One specific industry that currently uses parasites to monitor ecosystem health is fisheries. In a recent paper titled “How have fisheries affected parasite communities,” Dr. Lafferty expands on this idea of parasitic biodiversity and ecosystem monitoring. In most fisheries, only fish over a certain size can be legally caught, creating an ecosystem missing its oldest and largest members. “Many parasites accumulate over time in a host, so when you catch a big fish, you remove it and years worth of parasite colonists. And, when a fish host becomes rare, it is harder for parasites to find them, leading to local parasite extinction,” Dr. Lafferty adds. Some of his research focuses on a shark tapeworm that uses reef fish as an intermediate host. If Dr. Lafferty sees an abundance of larval tapeworms in a collection of reef fish, that is a clear indicator that many sharks use that reef. If you are interested in preserving the health of fisheries, try to avoid purchasing long-lived (and heavily parasitized) fishes, such as bluefin tuna, sharks, and some seabass, as these species take a long time to recover.

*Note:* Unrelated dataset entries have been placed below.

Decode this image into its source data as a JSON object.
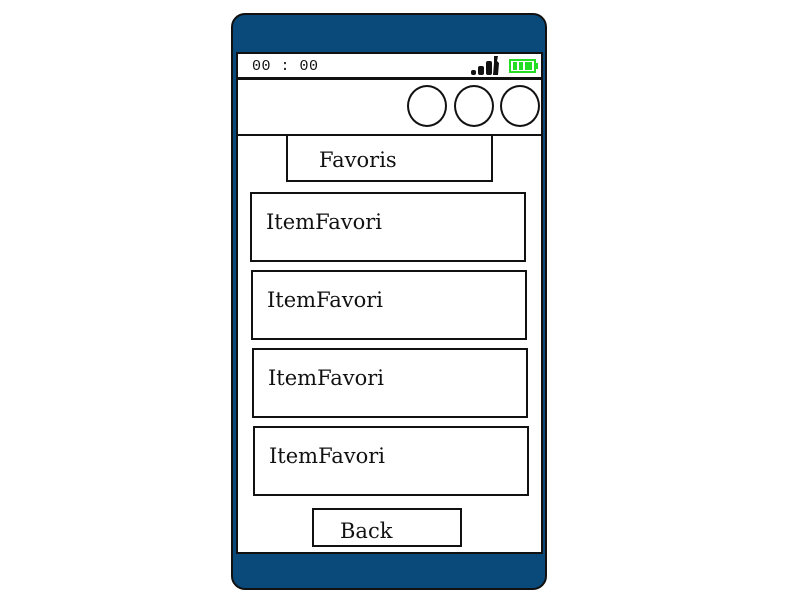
{
  "status_bar": {
    "time": "00 : 00",
    "signal_icon": "signal-strength-icon",
    "battery_icon": "battery-icon",
    "battery_color": "#22dd22"
  },
  "toolbar": {
    "buttons": [
      {
        "icon": "circle-button"
      },
      {
        "icon": "circle-button"
      },
      {
        "icon": "circle-button"
      }
    ]
  },
  "page": {
    "title": "Favoris"
  },
  "favorites": {
    "items": [
      {
        "label": "ItemFavori"
      },
      {
        "label": "ItemFavori"
      },
      {
        "label": "ItemFavori"
      },
      {
        "label": "ItemFavori"
      }
    ]
  },
  "footer": {
    "back_label": "Back"
  },
  "colors": {
    "phone_frame": "#0a4a7b",
    "outline": "#111111",
    "screen": "#ffffff"
  }
}
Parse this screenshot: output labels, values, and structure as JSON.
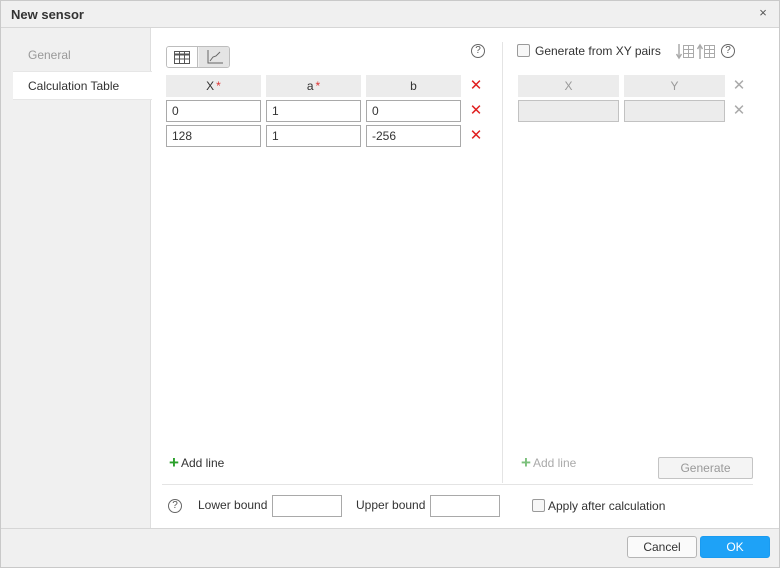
{
  "window": {
    "title": "New sensor",
    "close_glyph": "×"
  },
  "sidebar": {
    "tabs": [
      {
        "label": "General",
        "active": false
      },
      {
        "label": "Calculation Table",
        "active": true
      }
    ]
  },
  "calc_table": {
    "columns": [
      {
        "label": "X",
        "required": true
      },
      {
        "label": "a",
        "required": true
      },
      {
        "label": "b",
        "required": false
      }
    ],
    "required_mark": "*",
    "rows": [
      [
        "0",
        "1",
        "0"
      ],
      [
        "128",
        "1",
        "-256"
      ]
    ],
    "add_line_label": "Add line",
    "help_glyph": "?"
  },
  "xy_pairs": {
    "generate_checkbox_label": "Generate from XY pairs",
    "generate_checked": false,
    "columns": [
      "X",
      "Y"
    ],
    "add_line_label": "Add line",
    "generate_button_label": "Generate"
  },
  "bounds": {
    "lower_label": "Lower bound",
    "lower_value": "",
    "upper_label": "Upper bound",
    "upper_value": "",
    "apply_after_label": "Apply after calculation",
    "apply_after_checked": false
  },
  "footer": {
    "cancel_label": "Cancel",
    "ok_label": "OK"
  },
  "colors": {
    "accent": "#1ea2f7",
    "delete": "#e02020",
    "add": "#2aa02a",
    "required": "#d33333"
  }
}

If we hope to continue to live on the planet sustainably, preserving resources, land, and food for future generations, then this understanding of the repercussions of our actions on all aspects of ecosystems we alter is imperative. Parasites may be understudied currently, but as our awareness of them grows, so does our appreciation of them as an important part of many ecosystems. Not only do they regulate host populations, but they can also be used as an indication of ecosystem health. Dr. Lafferty also has done extensive research on the role of parasites in causing human disease and the impacts of parasites on endangered species such as the black abalone. Dr. Lafferty reminds us that “humans are part of very complicated ecological systems. We both affect elements, and elements affect us.” It is exciting to learn about the research of Dr. Lafferty and his collogues who are working to unveil more about the significance of parasites and pathogens. Next time you are sitting in that lecture hall, plagued by the sounds of cold season, try and think positively about pathogens and remember all the great things we can learn from them.